Sky Blue FC has made finding a new stadium a priority as the National Women’s Soccer League team looks to overcome recent troubles and find new relevance in the New York metropolitan area.
The team currently plays at the 5,000-capacity Yurcak Field, which is on the campus of Rutgers University in Piscataway, N.J. In large part because of the stadium’s remote location and lack of public transport options, Sky Blue has continually struggled to draw crowds at the arena. In 2018, Sky Blue drew a league-low 2,531 fans per game.
Sky Blue is now looking to find new full-time venue from 2020, with a focus on a location elsewhere in New Jersey, while executives are also aiming to become part of a double-header at Red Bull Arena, the home of the New York Red Bulls, this season.
“There are a lot of things we need to look at. A lot of very high-level macro things like where is our home venue going to be in the future. I think Rutgers has been a fantastic springboard for us to start with, but looking long-term we have to be in a place that has more amenities for our fans, like a videoboard for example,” Sky Blue interim general manager Alyse LaHue told SportBusiness.
“For us, we’re certainly exploring New Jersey as a primary option, but for us we need to find the right fit so we may have to look over state borders. We’ve always had a neutral moniker being Sky Blue, we’ve sort of become a regional team in a lot of ways without there being a team in New York City or Philadelphia for example – we’ve able to cover that entire footprint. But of course one of our owners is the Governor of New Jersey [Phil Murphy] so New Jersey is near and dear to his heart,” she said.

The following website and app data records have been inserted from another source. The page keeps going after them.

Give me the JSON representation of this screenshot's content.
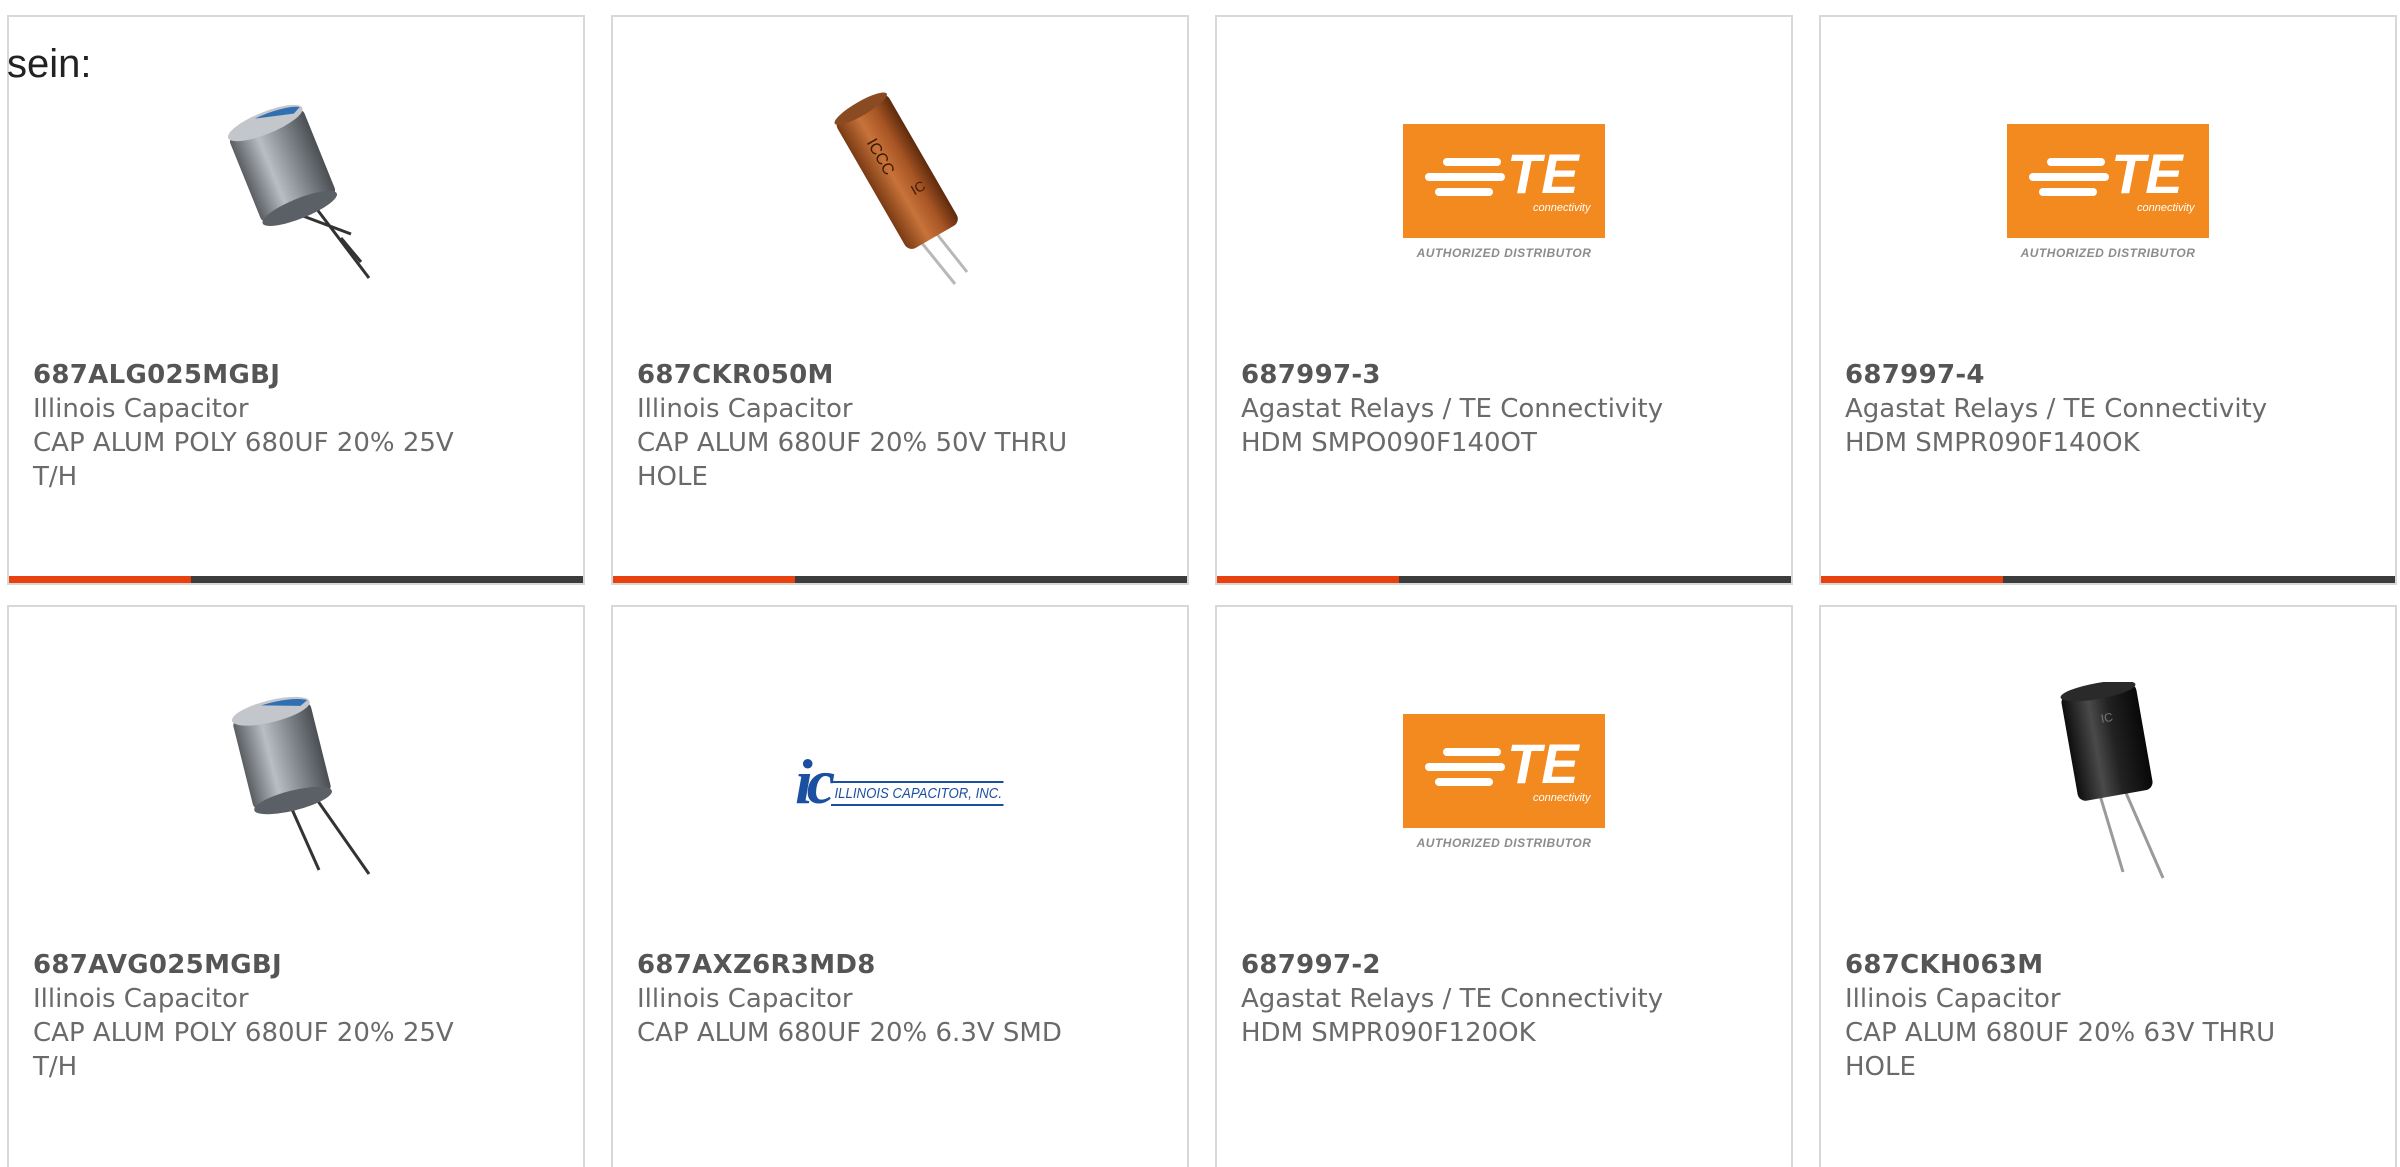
{
  "intro_text": "sein:",
  "te_logo": {
    "word": "TE",
    "sub": "connectivity",
    "tagline": "AUTHORIZED DISTRIBUTOR",
    "color": "#f28a1f"
  },
  "ic_logo": {
    "mark": "ic",
    "text": "ILLINOIS CAPACITOR, INC.",
    "color": "#1b4f9f"
  },
  "accent_color": "#e8410f",
  "products": [
    {
      "part_number": "687ALG025MGBJ",
      "manufacturer": "Illinois Capacitor",
      "description": "CAP ALUM POLY 680UF 20% 25V T/H",
      "image": "gray-polymer-capacitor-icon"
    },
    {
      "part_number": "687CKR050M",
      "manufacturer": "Illinois Capacitor",
      "description": "CAP ALUM 680UF 20% 50V THRU HOLE",
      "image": "orange-electrolytic-capacitor-icon"
    },
    {
      "part_number": "687997-3",
      "manufacturer": "Agastat Relays / TE Connectivity",
      "description": "HDM SMPO090F140OT",
      "image": "te-connectivity-logo"
    },
    {
      "part_number": "687997-4",
      "manufacturer": "Agastat Relays / TE Connectivity",
      "description": "HDM SMPR090F140OK",
      "image": "te-connectivity-logo"
    },
    {
      "part_number": "687AVG025MGBJ",
      "manufacturer": "Illinois Capacitor",
      "description": "CAP ALUM POLY 680UF 20% 25V T/H",
      "image": "gray-polymer-capacitor-icon"
    },
    {
      "part_number": "687AXZ6R3MD8",
      "manufacturer": "Illinois Capacitor",
      "description": "CAP ALUM 680UF 20% 6.3V SMD",
      "image": "illinois-capacitor-logo"
    },
    {
      "part_number": "687997-2",
      "manufacturer": "Agastat Relays / TE Connectivity",
      "description": "HDM SMPR090F120OK",
      "image": "te-connectivity-logo"
    },
    {
      "part_number": "687CKH063M",
      "manufacturer": "Illinois Capacitor",
      "description": "CAP ALUM 680UF 20% 63V THRU HOLE",
      "image": "black-electrolytic-capacitor-icon"
    }
  ]
}
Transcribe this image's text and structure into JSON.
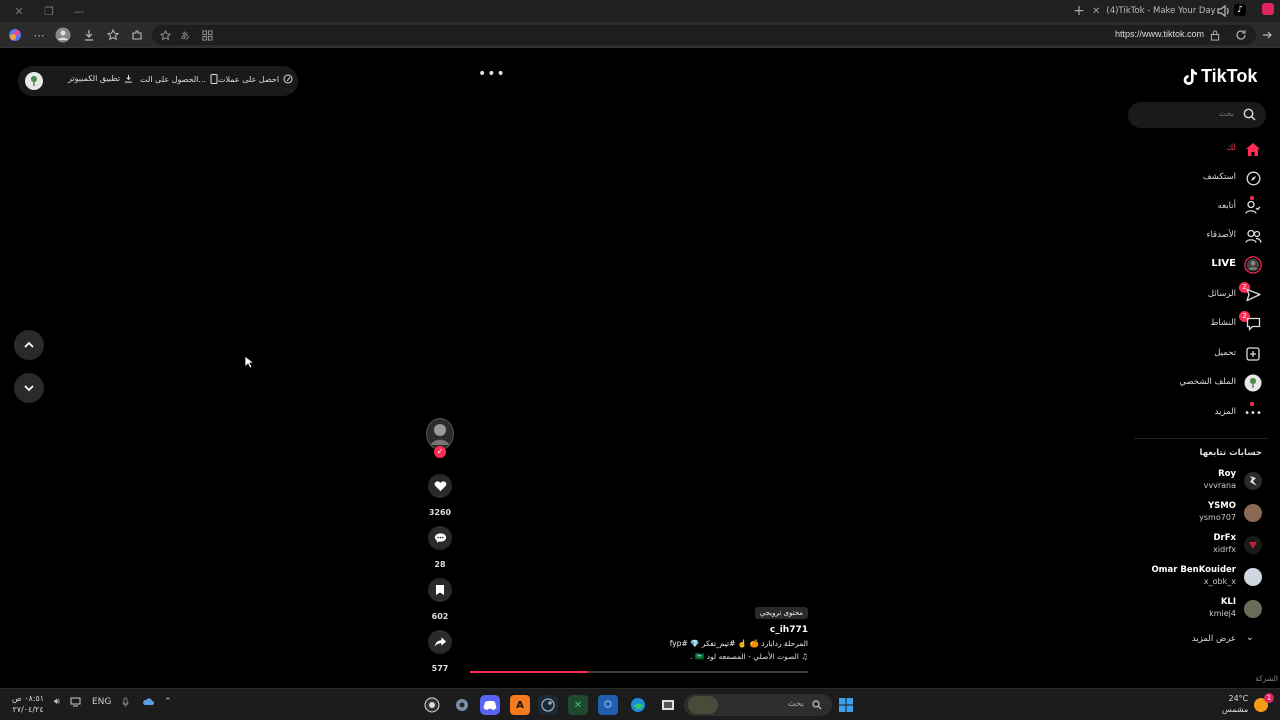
{
  "browser": {
    "tab_title": "(4)TikTok - Make Your Day",
    "url": "https://www.tiktok.com"
  },
  "topbar": {
    "item_1": "احصل على عملات",
    "item_2": "الحصول على الت...",
    "item_3": "تطبيق الكمبيوتر"
  },
  "video": {
    "likes": "3260",
    "comments": "28",
    "saves": "602",
    "shares": "577",
    "tag": "محتوى ترويجي",
    "username": "c_ih771",
    "description": "المرحلة ردابارد 🍊 ☝️ #تيم_تفكر 💎 #fyp",
    "music": "♫ الصوت الأصلي - المصمعه لود 🇸🇦 .",
    "progress": 0.35
  },
  "sidebar": {
    "logo": "TikTok",
    "search_placeholder": "بحث",
    "nav": [
      {
        "label": "لك",
        "icon": "home-icon"
      },
      {
        "label": "استكشف",
        "icon": "compass-icon"
      },
      {
        "label": "أتابعه",
        "icon": "following-icon"
      },
      {
        "label": "الأصدقاء",
        "icon": "friends-icon"
      },
      {
        "label": "LIVE",
        "icon": "live-icon"
      },
      {
        "label": "الرسائل",
        "icon": "messages-icon",
        "badge": "2"
      },
      {
        "label": "النشاط",
        "icon": "activity-icon",
        "badge": "2"
      },
      {
        "label": "تحميل",
        "icon": "upload-icon"
      },
      {
        "label": "الملف الشخصي",
        "icon": "profile-icon"
      },
      {
        "label": "المزيد",
        "icon": "more-icon"
      }
    ],
    "following_title": "حسابات تتابعها",
    "accounts": [
      {
        "name": "Roy",
        "handle": "vvvrana"
      },
      {
        "name": "YSMO",
        "handle": "ysmo707"
      },
      {
        "name": "DrFx",
        "handle": "xidrfx"
      },
      {
        "name": "Omar BenKouider",
        "handle": "x_obk_x"
      },
      {
        "name": "KLI",
        "handle": "kmiej4"
      }
    ],
    "see_more": "عرض المزيد",
    "company": "الشركة"
  },
  "taskbar": {
    "time": "٠٨:٥١ ص",
    "date": "٢٧/٠٤/٢٤",
    "lang": "ENG",
    "search_placeholder": "بحث",
    "temperature": "24°C",
    "weather": "مشمس",
    "notif_count": "1"
  },
  "colors": {
    "accent": "#fe2c55",
    "background": "#000000"
  }
}
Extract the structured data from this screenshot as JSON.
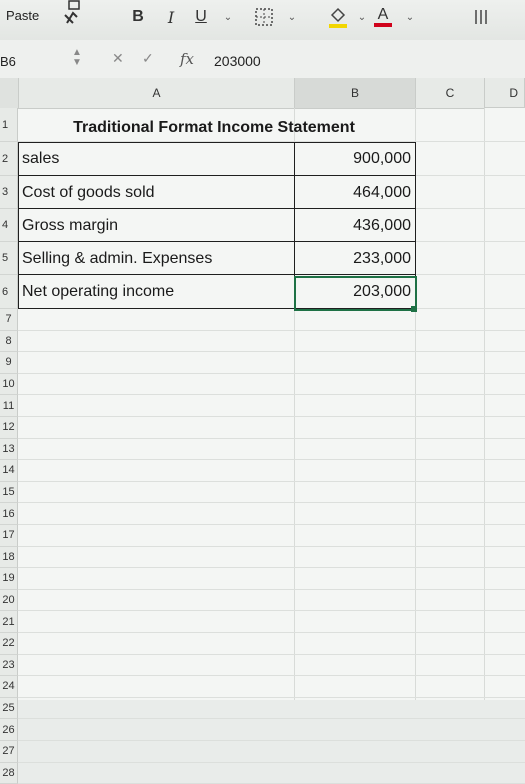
{
  "ribbon": {
    "paste_label": "Paste",
    "bold_label": "B",
    "italic_label": "I",
    "underline_label": "U",
    "font_color_label": "A",
    "icons": [
      "paste-icon",
      "format-painter-icon",
      "bold-icon",
      "italic-icon",
      "underline-icon",
      "borders-icon",
      "fill-color-icon",
      "font-color-icon",
      "align-icon"
    ]
  },
  "formula_bar": {
    "name_box": "B6",
    "fx_label": "fx",
    "value": "203000"
  },
  "columns": [
    "A",
    "B",
    "C",
    "D"
  ],
  "rows": [
    "1",
    "2",
    "3",
    "4",
    "5",
    "6",
    "7",
    "8",
    "9",
    "10",
    "11",
    "12",
    "13",
    "14",
    "15",
    "16",
    "17",
    "18",
    "19",
    "20",
    "21",
    "22",
    "23",
    "24",
    "25",
    "26",
    "27",
    "28"
  ],
  "sheet": {
    "title": "Traditional Format Income Statement",
    "items": [
      {
        "label": "sales",
        "value": "900,000"
      },
      {
        "label": "Cost of goods sold",
        "value": "464,000"
      },
      {
        "label": "Gross margin",
        "value": "436,000"
      },
      {
        "label": "Selling & admin. Expenses",
        "value": "233,000"
      },
      {
        "label": "Net operating income",
        "value": "203,000"
      }
    ]
  },
  "colors": {
    "selection": "#1e7145",
    "highlight_underline": "#f2d600",
    "font_color_underline": "#d0021b"
  }
}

Looking to capitalize on a potential Fifa Women’s World Cup boost, LaHue – who has taken over general manager roles following the resignation of Tony Novo in April – is also seeking to secure a local TV deal.
“It’s a difficult market to crack, being in New Jersey and New York City. Obviously media wise, it’s hard to get into that coverage,” said LaHue, who was speaking at the ‘Kicking and Screening’ soccer film festival in Manhattan. “So for us we have to find new ways to connect with fans on a grassroots level plus also where we can look to get our games broadcast on local networks so more people will tune in and realize that we’re in their backyard.”
There were multiple reports in 2018 about the sub-standard playing, training and living arrangements for Sky Blue players, which led in part to two 2019 NWSL Draft picks choosing to play abroad rather than for the club.
The club has looked to address these issues, by for example finding new apartments for the players. But it is clear there is still much more work to do.
“We’ve looked at things on a micro level, like taking care of our players, finding better housing for them, making sure they have a better training environment this year. I think we’ve ticked off a lot of those boxes but now I have to look at bigger, long-term things for the club, not just for this year but for the next three to five years,” LaHue said.
“The club has taken strides to create a better product. We’ve seen that the owners have been committed to catching up to the rest of the league, making sure we’re not just scraping by. We want to become a destination for players. There’s no reason that with all this great talent coming out of New Jersey that we can’t create a destination for them to come home to play. That’s what we want to build. This market is so important from a national standpoint for the league and it’s an important media market in the United States so it’s really important that we put out a good product and do really well, not just for Sky Blue and the local market but for the league as a whole,” she said.